HDV isn’t among the largest five dividend ETFs but it still holds assets of more than $2 billion.
The fund is among a growing class of passive ETFs that follow “smart” or “intelligent” indices, which mimic actively managed methodologies.
The ETF tries to reflect the performance of the Morningstar Dividend Yield Focus Index, which includes 75 U.S. companies screened for dividends and have a Morningstar Economic Moat Rating that includes companies with a sustainable competitive advantage. It will not include real estate investment trusts or master limited partnerships.
Moreover, firms need to meet the Morningstar Uncertainty Rating, which excludes speculative and volatile stocks, and the Morningstar Distance to Default score, which ranks companies on balance sheet and liabilities. Eligible firms are then sorted by yield and the 75 highest yielding stocks are weighted by share of total dividends paid.
The ETF’s top holdings include AT&T (NYSE: T) 8.9%, Chevron (CVX) 6.6%, Microsoft (MSFT) 6.2%, Johnson & Johnson (JNJ) 6.2% and Pfizer (PFE) 6.2%. The top ten holdings make up 58.2% of the overall portfolio.
HDV leans toward defensive sectors.
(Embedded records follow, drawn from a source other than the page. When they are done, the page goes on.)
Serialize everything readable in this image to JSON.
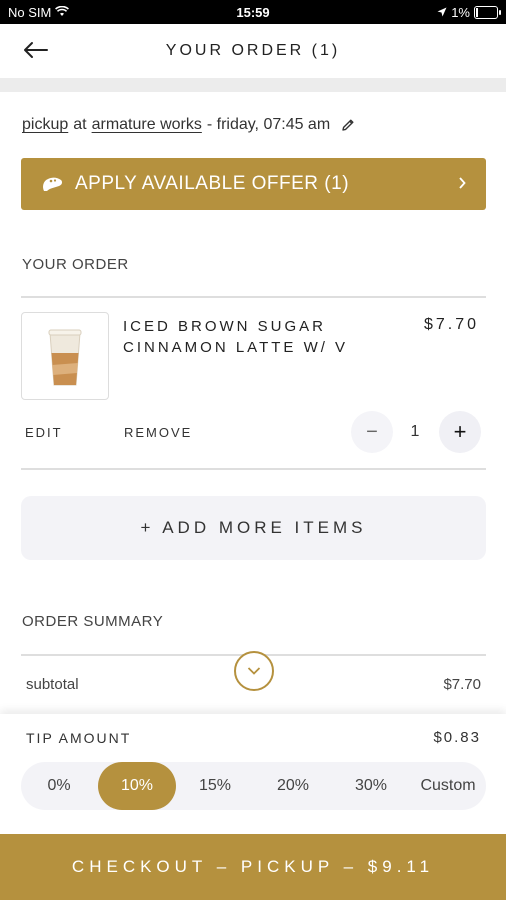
{
  "status_bar": {
    "carrier": "No SIM",
    "time": "15:59",
    "battery": "1%"
  },
  "header": {
    "title": "YOUR ORDER (1)"
  },
  "pickup": {
    "mode": "pickup",
    "at": "at",
    "location": "armature works",
    "time": "- friday, 07:45 am"
  },
  "offer": {
    "label": "APPLY AVAILABLE OFFER (1)"
  },
  "order": {
    "section_label": "YOUR ORDER",
    "item": {
      "name": "ICED BROWN SUGAR CINNAMON LATTE W/ V",
      "price": "$7.70",
      "edit_label": "EDIT",
      "remove_label": "REMOVE",
      "quantity": "1",
      "minus": "−",
      "plus": "+"
    },
    "add_more_label": "+ ADD MORE ITEMS"
  },
  "summary": {
    "section_label": "ORDER SUMMARY",
    "subtotal_label": "subtotal",
    "subtotal_value": "$7.70"
  },
  "tip": {
    "label": "TIP AMOUNT",
    "amount": "$0.83",
    "options": [
      "0%",
      "10%",
      "15%",
      "20%",
      "30%",
      "Custom"
    ],
    "selected": "10%"
  },
  "checkout": {
    "label": "CHECKOUT – PICKUP – $9.11"
  },
  "colors": {
    "accent": "#b5913e",
    "light_bg": "#f3f3f7"
  }
}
Sector allocations include health care 20.7%, consumer goods 20.2%, telecom 15.7%, utilities 12.6%, technology 11.1%, oil & gas 10.3%, consumer staples 3.7%, industrials 2.5%, basic materials 2.0% and financials 1.1%.
Consequently, the ETF is comprised of “a handful of dividend-payers with strong balance sheets–ho-hum stocks,” according to Morningstar analyst Samuel Lee. “HDV is fundamentally a bet that tortoises beat hares. The evidence is supportive: low-volatility stocks have had better risk-adjusted returns than high-volatility stocks in most markets studied.”
iShares High Dividend Equity Fund
For more information on dividend funds, visit our dividend ETFs category.
Max Chen contributed to this article.
The opinions and forecasts expressed herein are solely those of Tom Lydon, and may not actually come to pass. Information on this site should not be used or construed as an offer to sell, a solicitation of an offer to buy, or a recommendation for any product.